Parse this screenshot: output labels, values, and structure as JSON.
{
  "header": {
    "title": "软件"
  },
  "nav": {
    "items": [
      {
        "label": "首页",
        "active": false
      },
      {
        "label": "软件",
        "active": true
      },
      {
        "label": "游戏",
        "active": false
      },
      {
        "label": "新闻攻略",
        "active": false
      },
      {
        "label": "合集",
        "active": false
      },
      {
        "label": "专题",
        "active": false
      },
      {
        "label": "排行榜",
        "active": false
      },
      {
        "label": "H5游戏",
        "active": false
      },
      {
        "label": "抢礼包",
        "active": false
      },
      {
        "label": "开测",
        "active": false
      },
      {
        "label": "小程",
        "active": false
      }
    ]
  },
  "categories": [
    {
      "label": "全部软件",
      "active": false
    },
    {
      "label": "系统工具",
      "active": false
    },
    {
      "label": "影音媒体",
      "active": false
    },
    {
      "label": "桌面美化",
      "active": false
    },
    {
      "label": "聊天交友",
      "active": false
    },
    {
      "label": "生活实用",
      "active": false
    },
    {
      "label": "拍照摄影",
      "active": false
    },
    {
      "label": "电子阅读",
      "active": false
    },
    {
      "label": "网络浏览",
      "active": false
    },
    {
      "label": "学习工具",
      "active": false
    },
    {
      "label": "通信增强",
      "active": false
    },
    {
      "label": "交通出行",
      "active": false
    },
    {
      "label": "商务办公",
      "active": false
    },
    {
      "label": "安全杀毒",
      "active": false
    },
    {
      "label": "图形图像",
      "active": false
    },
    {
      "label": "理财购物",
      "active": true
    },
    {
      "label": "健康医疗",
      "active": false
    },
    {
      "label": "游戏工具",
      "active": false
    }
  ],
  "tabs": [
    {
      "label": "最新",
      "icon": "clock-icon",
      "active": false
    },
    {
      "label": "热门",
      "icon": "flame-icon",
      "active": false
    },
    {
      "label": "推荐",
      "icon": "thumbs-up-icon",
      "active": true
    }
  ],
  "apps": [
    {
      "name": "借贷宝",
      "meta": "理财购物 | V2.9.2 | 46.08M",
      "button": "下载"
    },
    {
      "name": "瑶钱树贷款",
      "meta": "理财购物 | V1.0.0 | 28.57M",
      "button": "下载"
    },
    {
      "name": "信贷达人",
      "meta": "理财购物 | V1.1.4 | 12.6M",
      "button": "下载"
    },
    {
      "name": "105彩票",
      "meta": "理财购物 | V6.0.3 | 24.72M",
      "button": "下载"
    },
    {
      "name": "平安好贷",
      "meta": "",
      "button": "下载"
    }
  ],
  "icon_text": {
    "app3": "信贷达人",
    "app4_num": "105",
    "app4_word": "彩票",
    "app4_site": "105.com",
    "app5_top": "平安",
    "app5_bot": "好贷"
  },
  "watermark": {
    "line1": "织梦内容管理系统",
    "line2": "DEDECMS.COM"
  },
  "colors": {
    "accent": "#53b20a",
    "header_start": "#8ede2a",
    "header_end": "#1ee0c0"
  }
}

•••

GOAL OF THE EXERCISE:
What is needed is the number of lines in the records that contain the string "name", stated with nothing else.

EXERCISE SOLUTION:
5